▶ _What is needed_
In the entries below, every line with the string "label" is to be reported.

[Items listed in a dataset]
[Start of section]
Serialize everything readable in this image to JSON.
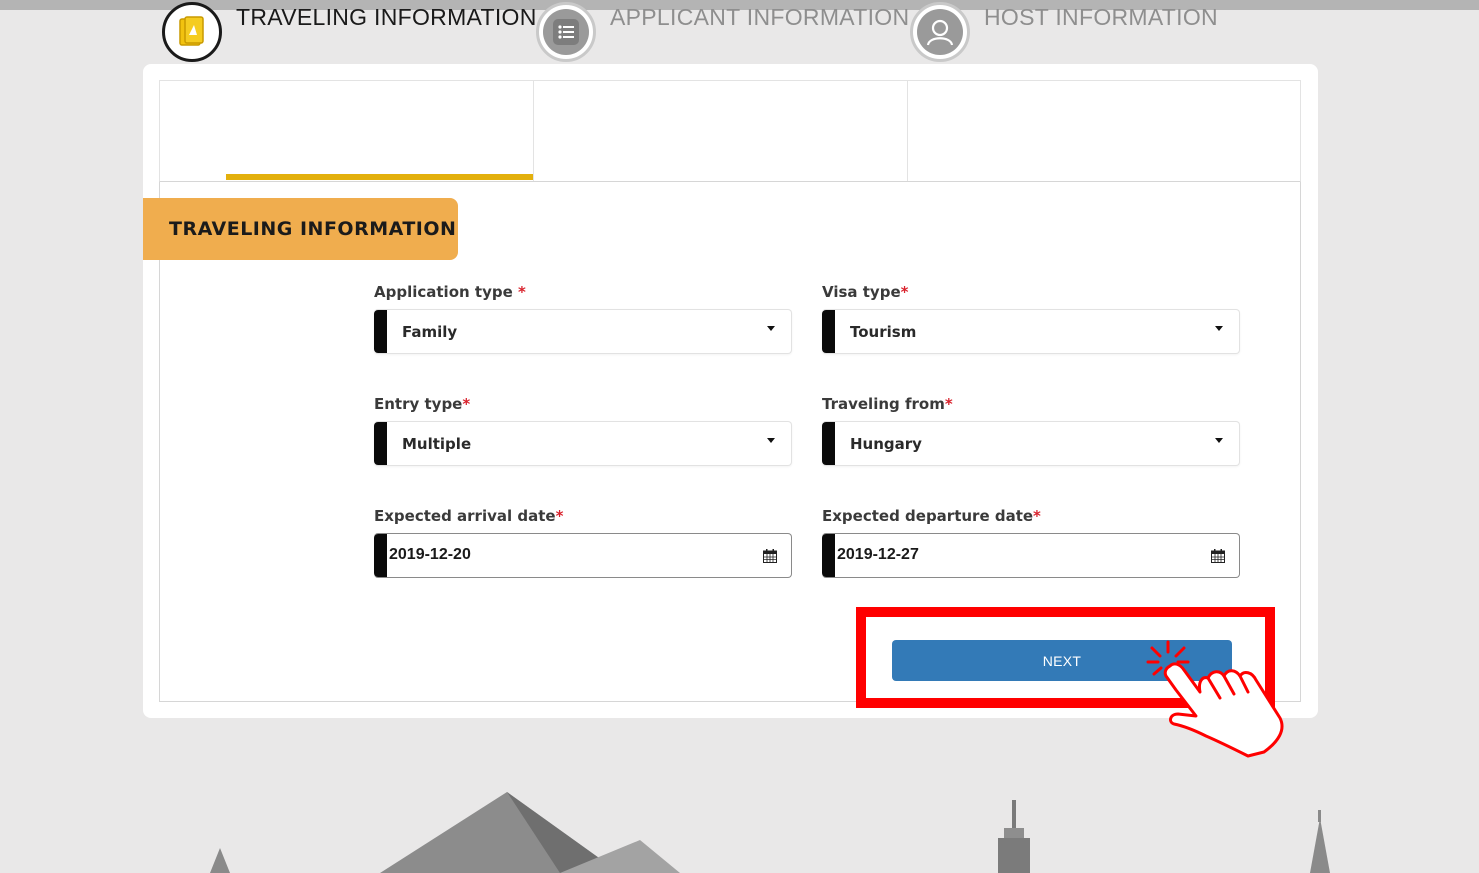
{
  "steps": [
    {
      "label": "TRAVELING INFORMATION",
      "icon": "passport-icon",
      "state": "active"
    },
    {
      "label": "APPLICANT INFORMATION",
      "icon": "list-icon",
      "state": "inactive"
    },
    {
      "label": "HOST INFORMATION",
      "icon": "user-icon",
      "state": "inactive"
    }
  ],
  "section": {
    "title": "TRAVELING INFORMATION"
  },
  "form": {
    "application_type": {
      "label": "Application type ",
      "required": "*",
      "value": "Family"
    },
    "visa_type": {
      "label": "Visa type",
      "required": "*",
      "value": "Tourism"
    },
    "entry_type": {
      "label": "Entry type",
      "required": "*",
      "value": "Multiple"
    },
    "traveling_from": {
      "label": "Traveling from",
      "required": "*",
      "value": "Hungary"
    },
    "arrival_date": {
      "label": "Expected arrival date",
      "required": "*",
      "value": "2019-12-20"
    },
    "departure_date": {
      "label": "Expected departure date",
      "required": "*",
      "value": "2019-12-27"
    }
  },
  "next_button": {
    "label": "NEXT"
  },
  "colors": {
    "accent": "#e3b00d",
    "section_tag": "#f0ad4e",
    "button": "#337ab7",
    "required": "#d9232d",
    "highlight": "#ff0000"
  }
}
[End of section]
▶ _Response area_
      "label": "TRAVELING INFORMATION",
      "label": "APPLICANT INFORMATION",
      "label": "HOST INFORMATION",
      "label": "Application type ",
      "label": "Visa type",
      "label": "Entry type",
      "label": "Traveling from",
      "label": "Expected arrival date",
      "label": "Expected departure date",
    "label": "NEXT"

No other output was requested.